Space [ edit ]
See also [ edit ]
Notes [ edit ]
- Yellen, JE; AS Brooks; E Cornelissen; MJ Mehlman; K Stewart (28 April 1995). "A middle stone age worked bone industry from Katanda, Upper Semliki Valley, Zaire". Science. 268 (5210): 553–556. doi:10.1126/science.7725100. PMID 7725100.
- Guthrie, Dale Guthrie (2005) The Nature of Paleolithic Art. Page 298. University of Chicago Press. ISBN 0-226-31126-0
- Polybius, "Fishing for Swordfish", Histories Book 34.3 (Evelyn S. Shuckburgh, translator). London, New York: Macmillan, 1889. Reprint Bloomington, 1962.
- Ray 2003, page 93
- Allchin 1975, page 106
- Edgerton 2003, page 74
- Melville, Herman (1892). Moby-Dick; or, The Whale. Boston: St. Botolph Society. p. 337.
- Melville (1851), p. 363.
- Tønnessen, Johan Nicolay; Johnsen, Arne Odd (1982). The History of Modern Whaling. University of California Press. pp. 17–19. ISBN 9780520039735. Retrieved 2013-02-07.
- Tønnessen, Johan Nicolay; Johnsen, Arne Odd (1982). The History of Modern Whaling. University of California Press. ISBN 9780520039735. Retrieved 2013-02-07.
- Ellis, Richard (1999). Men and Whales. The Lyons Press. pp. 255–265. ISBN 978-1-55821-696-9.
- Tonnessen, Johan; Johnsen, Arne (1982). The history of modern whaling. University of California Press. pp. 16–36. ISBN 978-0-520-03973-5.
- "Philae touches down on the surface of a comet". CNN. 12 November 2014.
- Aron, Jacob. "Problems hit Philae after historic first comet landing" New Scientist.
References [ edit ]
- Lødingen Local History Society (1986) Yearbook Lødingen. The modern history of whaling, ISBN 82-990715-7-7 .
- Lødingen local historical society (1999/2000) Yearbook Lødingen. More about Jacob Nicolai Walsøe, granatharpunens inventor, ISBN 82-90924-07-0.
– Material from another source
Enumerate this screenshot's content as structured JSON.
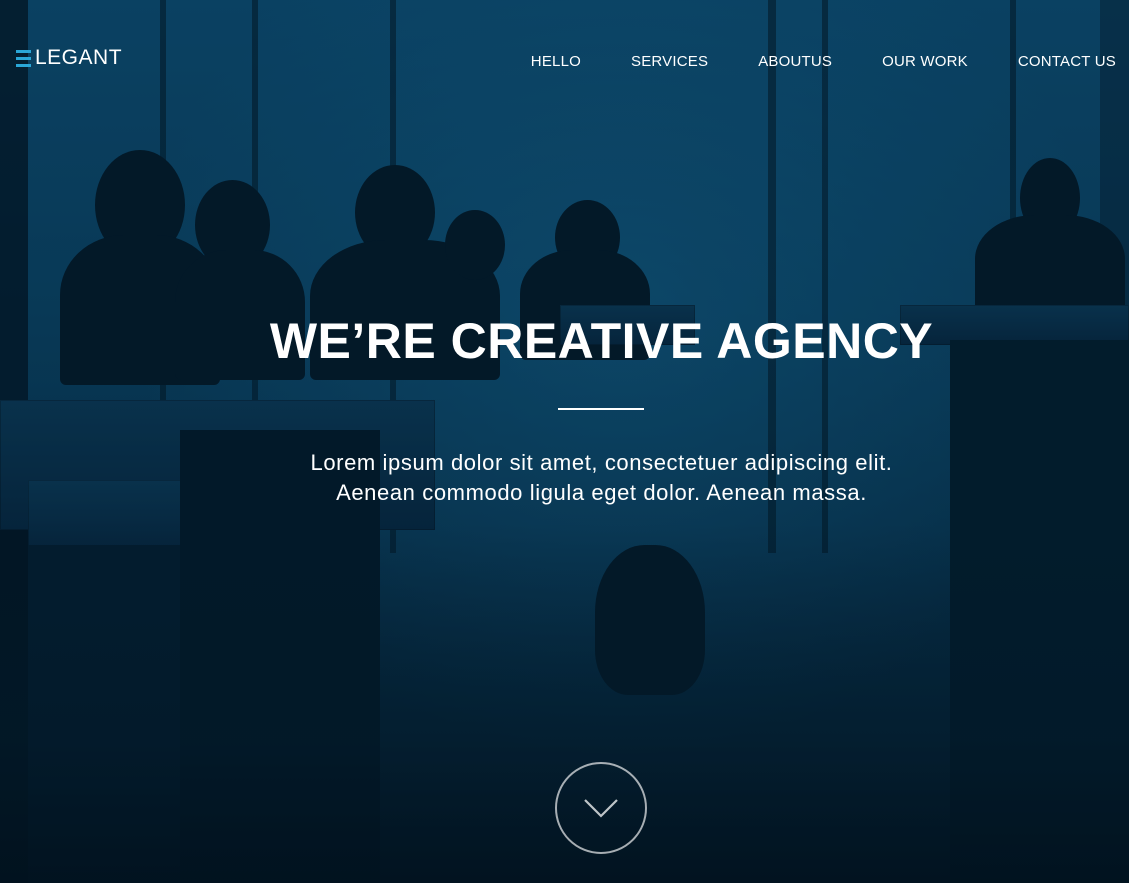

- Information about Erik Eriksen based on The Discovery of King Karl Land, Spitsbergen, by Adolf Hoel, The Geographical Review Vol. XXV, No. 3, July, 1935, Pp. 476–478, American Geographical Society, Broadway AT 156th Street, New York" and Store norske leksikon, Aschehoug & Gyldendal (Great Norwegian Encyclopedia, last edition)
- F.R. Allchin in South Asian Archaeology 1975: Papers from the Third International Conference of the Association of South Asian Archaeologists in Western Europe, Held in Paris (December 1979) edited by J.E.van Lohuizen-de Leeuw. Brill Academic Publishers, Incorporated. Pages 106-118. ISBN 90-04-05996-2.
- Edgerton; et al. (2002). Indian and Oriental Arms and Armour. Courier Dover Publications. ISBN 0-486-42229-1.
- Ray, Himanshu Prabha (2003). The Archaeology of Seafaring in Ancient South Asia. Cambridge University Press. ISBN 0-521-01109-4.